[[ Supplied material open ]]

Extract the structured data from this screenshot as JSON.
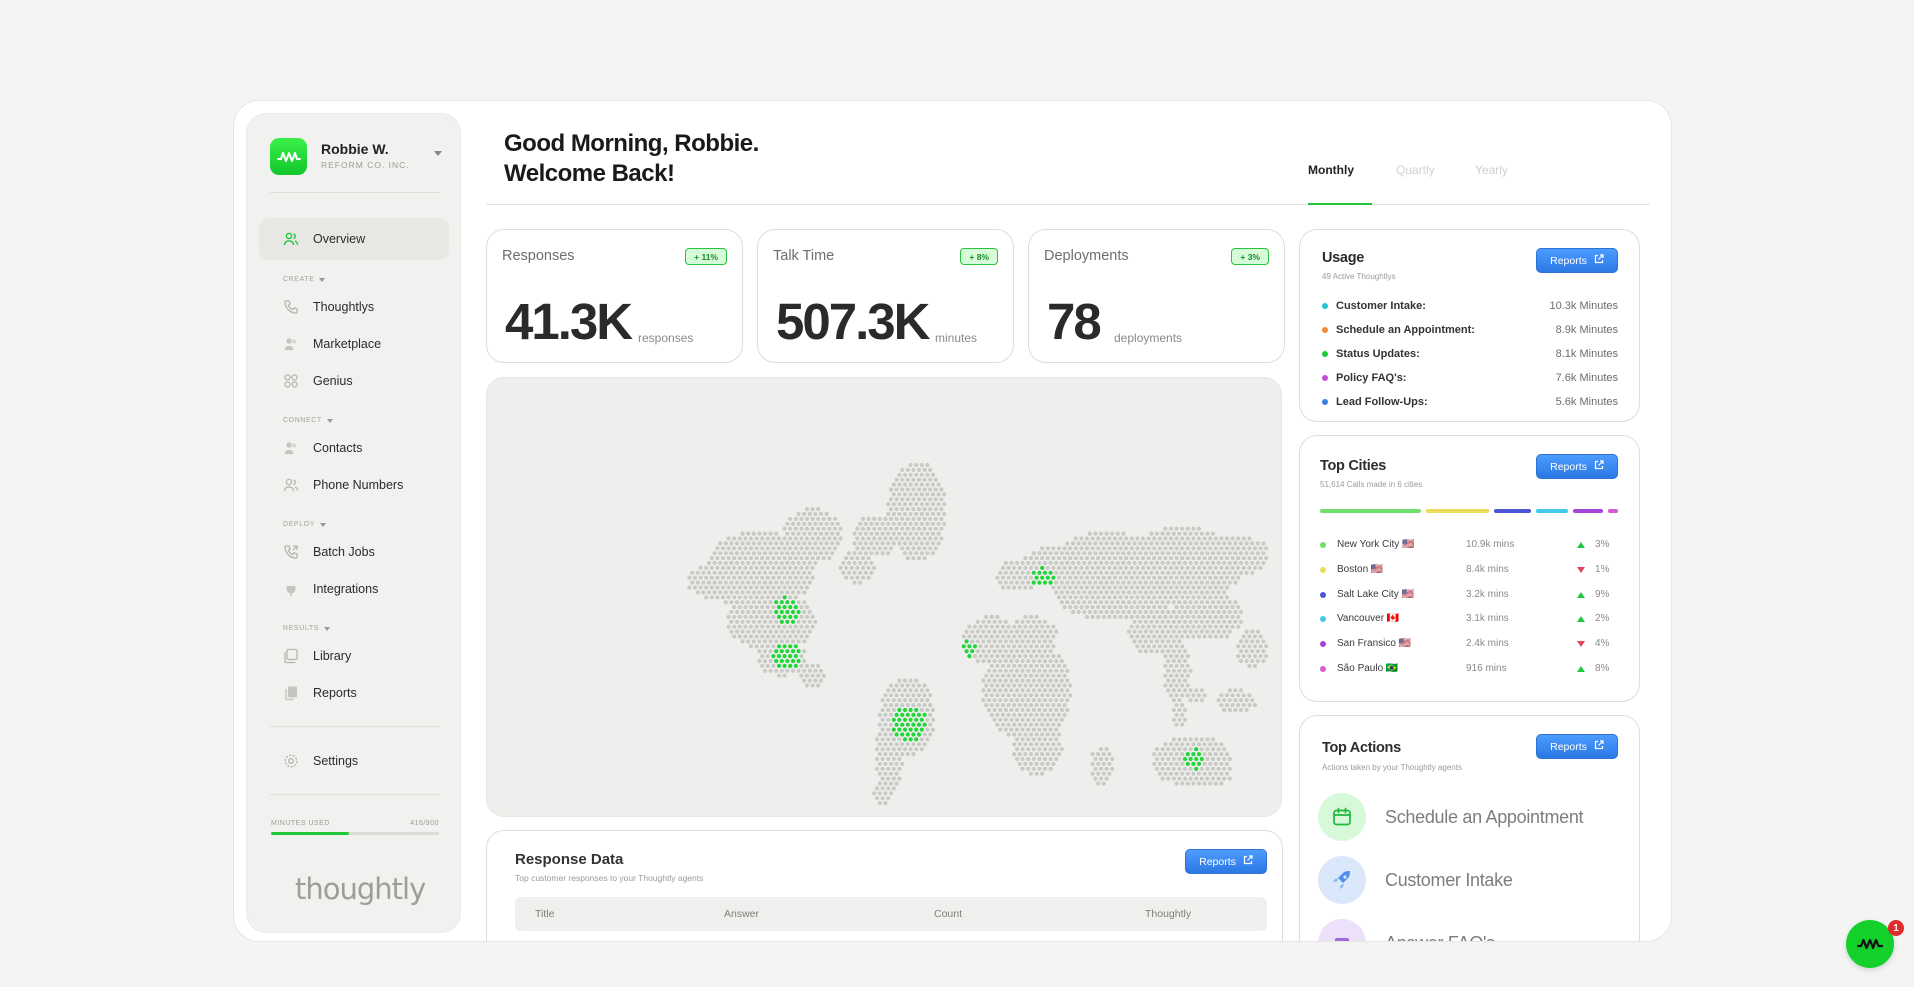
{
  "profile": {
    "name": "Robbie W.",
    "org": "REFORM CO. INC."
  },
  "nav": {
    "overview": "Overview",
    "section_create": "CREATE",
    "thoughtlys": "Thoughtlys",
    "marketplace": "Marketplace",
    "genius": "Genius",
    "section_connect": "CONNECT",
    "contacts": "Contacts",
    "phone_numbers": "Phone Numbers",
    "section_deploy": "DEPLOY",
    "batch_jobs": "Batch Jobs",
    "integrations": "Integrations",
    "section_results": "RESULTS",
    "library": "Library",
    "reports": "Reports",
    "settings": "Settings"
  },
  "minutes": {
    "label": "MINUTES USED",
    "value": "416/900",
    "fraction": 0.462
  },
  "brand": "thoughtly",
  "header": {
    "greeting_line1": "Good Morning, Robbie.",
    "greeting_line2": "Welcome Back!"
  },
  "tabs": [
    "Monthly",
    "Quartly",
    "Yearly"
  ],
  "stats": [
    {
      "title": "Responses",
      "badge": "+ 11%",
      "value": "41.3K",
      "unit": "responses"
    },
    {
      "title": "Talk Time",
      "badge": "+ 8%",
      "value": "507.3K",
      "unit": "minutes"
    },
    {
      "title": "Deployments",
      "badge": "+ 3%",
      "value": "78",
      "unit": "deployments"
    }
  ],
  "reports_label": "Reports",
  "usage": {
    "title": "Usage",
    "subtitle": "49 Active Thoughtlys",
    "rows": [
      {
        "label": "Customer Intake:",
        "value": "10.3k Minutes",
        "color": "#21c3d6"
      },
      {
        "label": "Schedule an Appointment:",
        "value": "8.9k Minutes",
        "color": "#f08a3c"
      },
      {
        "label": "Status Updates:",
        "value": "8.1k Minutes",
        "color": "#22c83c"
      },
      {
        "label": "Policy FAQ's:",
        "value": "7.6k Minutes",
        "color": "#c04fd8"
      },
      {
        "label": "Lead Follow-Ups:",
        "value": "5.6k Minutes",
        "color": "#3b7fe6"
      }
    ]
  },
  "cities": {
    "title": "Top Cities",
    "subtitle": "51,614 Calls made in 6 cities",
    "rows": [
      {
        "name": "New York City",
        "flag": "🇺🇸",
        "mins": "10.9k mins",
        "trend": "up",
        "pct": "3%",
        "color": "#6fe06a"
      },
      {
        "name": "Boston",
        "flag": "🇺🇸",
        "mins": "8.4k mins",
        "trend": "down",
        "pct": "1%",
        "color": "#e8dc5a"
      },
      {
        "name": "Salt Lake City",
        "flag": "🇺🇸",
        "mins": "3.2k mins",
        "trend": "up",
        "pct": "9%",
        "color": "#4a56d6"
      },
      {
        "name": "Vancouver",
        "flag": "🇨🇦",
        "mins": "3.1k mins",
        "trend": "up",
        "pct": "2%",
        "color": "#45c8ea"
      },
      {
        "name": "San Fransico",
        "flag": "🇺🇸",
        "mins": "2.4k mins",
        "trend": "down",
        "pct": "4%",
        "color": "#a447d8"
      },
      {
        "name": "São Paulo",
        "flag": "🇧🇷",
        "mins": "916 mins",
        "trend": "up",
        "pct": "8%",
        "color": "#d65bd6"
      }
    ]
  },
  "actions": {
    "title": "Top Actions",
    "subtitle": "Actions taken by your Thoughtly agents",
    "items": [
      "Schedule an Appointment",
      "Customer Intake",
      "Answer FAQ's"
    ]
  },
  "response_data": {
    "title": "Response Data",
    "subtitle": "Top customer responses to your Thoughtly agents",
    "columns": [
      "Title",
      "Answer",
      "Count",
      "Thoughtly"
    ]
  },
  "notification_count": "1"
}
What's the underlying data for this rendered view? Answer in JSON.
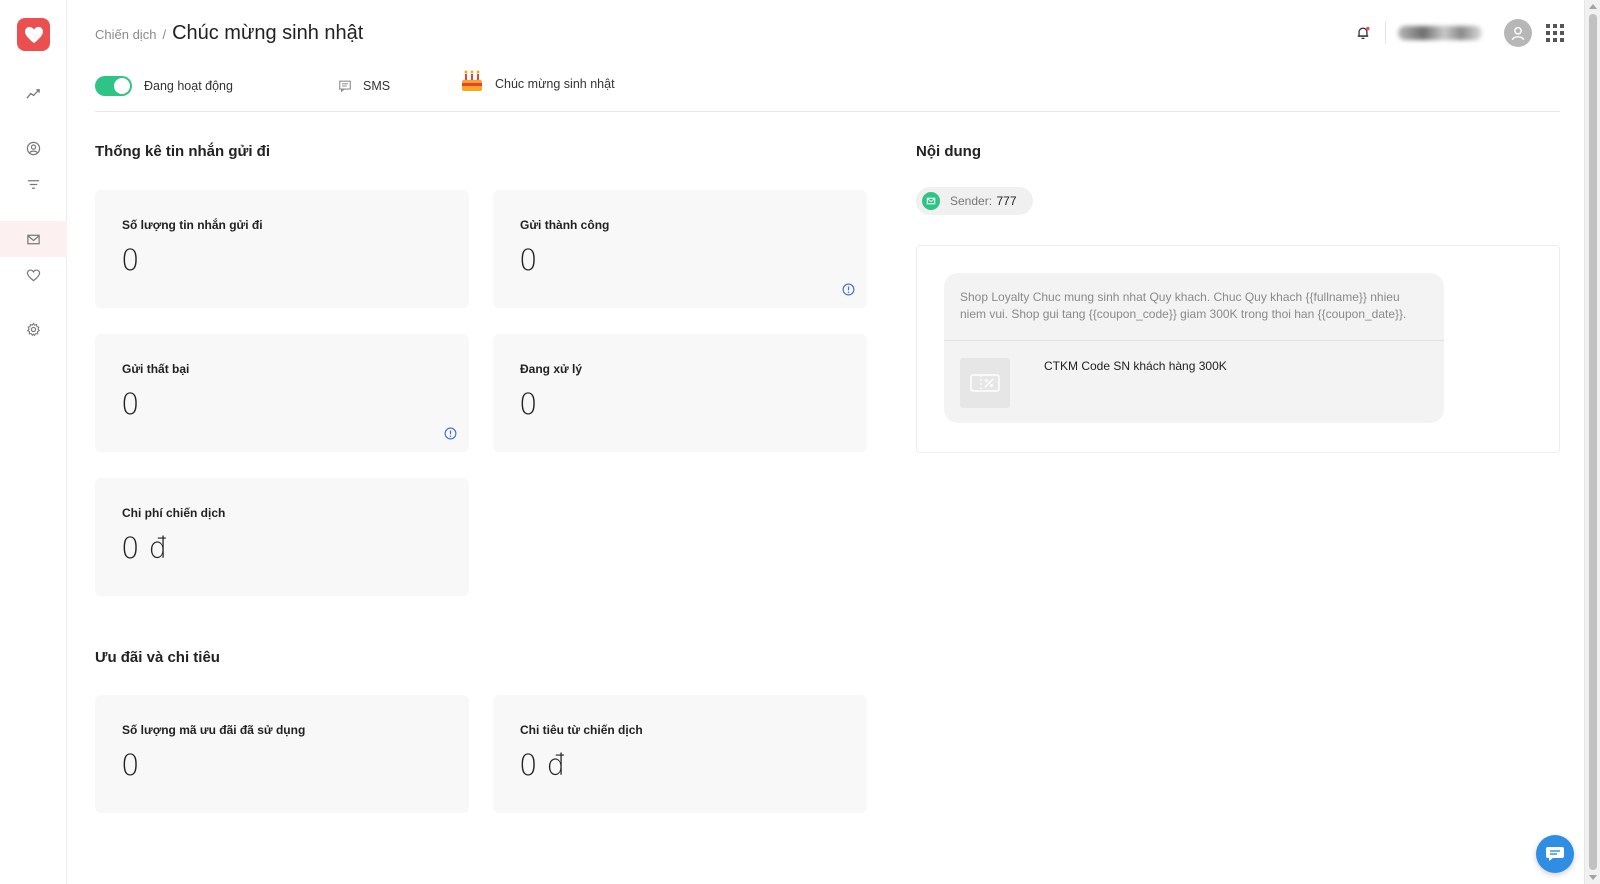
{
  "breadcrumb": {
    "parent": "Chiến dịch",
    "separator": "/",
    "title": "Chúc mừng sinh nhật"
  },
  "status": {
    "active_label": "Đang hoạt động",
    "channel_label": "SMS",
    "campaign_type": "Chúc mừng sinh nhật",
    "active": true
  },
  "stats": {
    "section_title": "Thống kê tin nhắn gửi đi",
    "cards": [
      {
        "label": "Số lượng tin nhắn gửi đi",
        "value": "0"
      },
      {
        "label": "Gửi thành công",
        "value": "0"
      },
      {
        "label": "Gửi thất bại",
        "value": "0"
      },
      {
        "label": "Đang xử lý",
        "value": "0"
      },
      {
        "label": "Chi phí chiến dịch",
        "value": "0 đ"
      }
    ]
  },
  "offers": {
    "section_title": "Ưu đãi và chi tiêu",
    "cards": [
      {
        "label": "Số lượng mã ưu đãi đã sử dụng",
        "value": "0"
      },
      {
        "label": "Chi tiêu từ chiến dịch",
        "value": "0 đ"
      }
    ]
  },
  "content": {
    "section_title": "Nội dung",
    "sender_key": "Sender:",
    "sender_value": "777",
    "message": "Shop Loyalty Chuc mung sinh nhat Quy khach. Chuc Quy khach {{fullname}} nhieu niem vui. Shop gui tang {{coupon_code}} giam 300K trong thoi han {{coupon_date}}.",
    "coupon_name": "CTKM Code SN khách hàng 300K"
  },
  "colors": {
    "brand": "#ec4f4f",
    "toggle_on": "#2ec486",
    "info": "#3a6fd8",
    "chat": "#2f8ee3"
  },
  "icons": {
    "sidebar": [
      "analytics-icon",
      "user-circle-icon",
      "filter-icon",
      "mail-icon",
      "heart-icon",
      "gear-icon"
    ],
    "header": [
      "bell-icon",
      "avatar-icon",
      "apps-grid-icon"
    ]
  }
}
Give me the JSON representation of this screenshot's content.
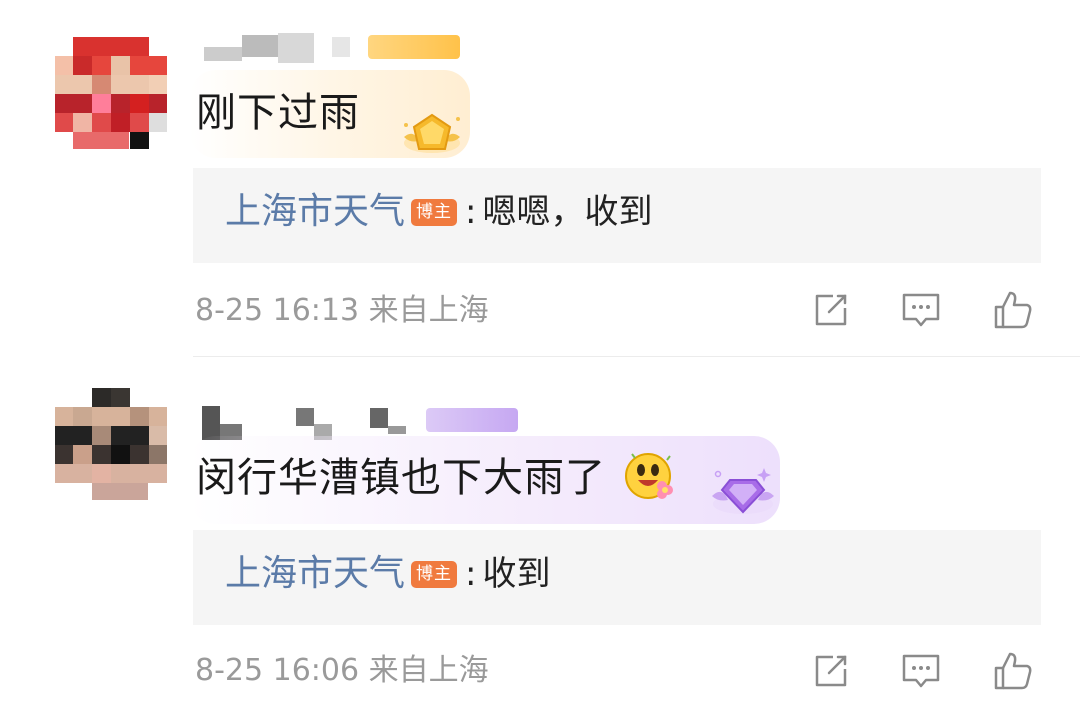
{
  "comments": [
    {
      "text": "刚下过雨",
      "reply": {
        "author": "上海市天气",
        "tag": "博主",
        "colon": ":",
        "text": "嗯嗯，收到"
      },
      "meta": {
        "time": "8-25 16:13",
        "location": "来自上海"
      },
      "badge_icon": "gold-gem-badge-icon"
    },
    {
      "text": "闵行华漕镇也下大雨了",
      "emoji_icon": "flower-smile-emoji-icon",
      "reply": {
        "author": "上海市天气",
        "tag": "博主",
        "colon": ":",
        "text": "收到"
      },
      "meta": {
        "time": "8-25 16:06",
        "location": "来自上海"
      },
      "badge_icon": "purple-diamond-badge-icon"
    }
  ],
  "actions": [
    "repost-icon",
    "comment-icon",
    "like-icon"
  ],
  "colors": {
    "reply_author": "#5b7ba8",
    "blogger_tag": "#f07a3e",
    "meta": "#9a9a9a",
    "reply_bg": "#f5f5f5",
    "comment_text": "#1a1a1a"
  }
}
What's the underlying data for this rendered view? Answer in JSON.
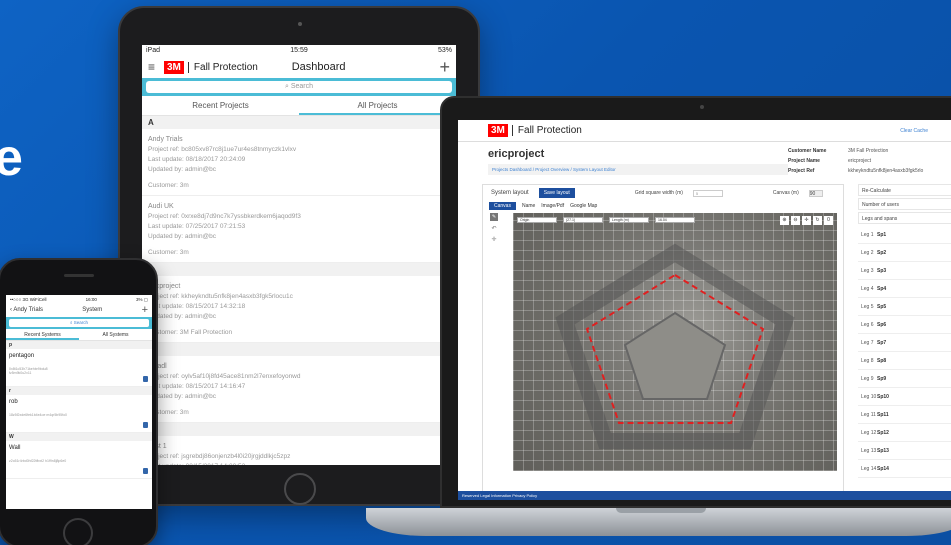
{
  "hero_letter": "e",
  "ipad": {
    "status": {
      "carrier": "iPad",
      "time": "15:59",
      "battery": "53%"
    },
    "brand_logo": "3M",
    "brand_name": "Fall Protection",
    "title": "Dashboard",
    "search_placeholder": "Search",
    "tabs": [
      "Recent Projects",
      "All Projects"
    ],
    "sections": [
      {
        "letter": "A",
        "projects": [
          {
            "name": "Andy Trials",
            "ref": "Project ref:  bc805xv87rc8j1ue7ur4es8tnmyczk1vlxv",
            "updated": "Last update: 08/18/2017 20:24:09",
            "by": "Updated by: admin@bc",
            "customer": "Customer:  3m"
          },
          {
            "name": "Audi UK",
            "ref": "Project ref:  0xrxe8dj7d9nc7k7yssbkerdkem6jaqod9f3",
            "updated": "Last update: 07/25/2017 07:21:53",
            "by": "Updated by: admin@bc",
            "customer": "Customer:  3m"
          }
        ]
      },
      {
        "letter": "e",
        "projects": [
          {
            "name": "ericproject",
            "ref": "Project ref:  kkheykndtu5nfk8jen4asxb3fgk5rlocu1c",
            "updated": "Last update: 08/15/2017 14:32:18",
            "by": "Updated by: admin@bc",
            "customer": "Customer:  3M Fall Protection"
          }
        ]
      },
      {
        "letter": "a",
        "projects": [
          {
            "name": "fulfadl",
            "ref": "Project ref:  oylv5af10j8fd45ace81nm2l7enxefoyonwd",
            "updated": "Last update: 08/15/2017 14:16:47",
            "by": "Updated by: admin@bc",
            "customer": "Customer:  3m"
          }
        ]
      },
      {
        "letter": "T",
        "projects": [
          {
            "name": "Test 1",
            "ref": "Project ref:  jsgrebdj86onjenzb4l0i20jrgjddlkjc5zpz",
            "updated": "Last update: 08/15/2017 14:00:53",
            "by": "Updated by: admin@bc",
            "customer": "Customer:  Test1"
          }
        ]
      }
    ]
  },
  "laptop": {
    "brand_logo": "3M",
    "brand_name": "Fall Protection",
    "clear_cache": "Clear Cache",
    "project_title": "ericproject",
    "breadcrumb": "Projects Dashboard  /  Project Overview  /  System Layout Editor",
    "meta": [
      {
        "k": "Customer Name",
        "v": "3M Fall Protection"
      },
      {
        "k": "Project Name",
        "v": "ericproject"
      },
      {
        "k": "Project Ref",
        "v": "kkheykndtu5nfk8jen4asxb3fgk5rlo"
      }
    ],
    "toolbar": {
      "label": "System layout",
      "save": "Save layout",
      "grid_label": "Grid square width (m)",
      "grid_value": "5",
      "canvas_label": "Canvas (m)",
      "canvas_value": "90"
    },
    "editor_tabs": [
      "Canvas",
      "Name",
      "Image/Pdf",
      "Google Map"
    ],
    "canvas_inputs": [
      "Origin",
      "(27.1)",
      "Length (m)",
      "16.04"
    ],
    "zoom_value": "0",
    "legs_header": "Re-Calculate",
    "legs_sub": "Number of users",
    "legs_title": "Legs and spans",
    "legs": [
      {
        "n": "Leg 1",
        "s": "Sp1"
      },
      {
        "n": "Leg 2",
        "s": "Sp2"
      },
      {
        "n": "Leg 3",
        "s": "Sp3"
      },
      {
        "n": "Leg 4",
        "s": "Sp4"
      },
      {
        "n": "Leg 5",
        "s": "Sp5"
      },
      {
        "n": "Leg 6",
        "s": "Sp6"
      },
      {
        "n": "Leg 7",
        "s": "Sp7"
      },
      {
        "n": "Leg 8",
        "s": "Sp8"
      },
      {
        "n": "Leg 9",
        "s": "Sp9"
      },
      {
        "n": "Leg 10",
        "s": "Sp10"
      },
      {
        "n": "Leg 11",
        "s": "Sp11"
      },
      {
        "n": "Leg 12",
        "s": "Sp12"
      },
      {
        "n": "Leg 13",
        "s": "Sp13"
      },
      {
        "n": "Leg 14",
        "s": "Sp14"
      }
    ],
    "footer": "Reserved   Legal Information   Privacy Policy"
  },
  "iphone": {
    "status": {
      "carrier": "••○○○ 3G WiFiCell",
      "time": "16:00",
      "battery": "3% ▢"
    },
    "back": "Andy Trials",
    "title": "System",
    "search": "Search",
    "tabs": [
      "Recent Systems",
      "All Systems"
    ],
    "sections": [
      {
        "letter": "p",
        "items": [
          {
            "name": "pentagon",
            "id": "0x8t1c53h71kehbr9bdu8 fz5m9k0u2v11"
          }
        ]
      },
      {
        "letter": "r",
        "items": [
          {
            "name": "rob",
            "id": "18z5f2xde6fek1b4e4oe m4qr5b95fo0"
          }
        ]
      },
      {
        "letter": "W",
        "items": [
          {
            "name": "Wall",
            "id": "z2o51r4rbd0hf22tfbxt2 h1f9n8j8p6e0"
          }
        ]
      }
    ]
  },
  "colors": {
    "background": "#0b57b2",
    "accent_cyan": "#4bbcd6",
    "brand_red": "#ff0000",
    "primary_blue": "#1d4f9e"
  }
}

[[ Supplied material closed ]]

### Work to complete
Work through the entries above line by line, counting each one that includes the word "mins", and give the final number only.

### Written answer
6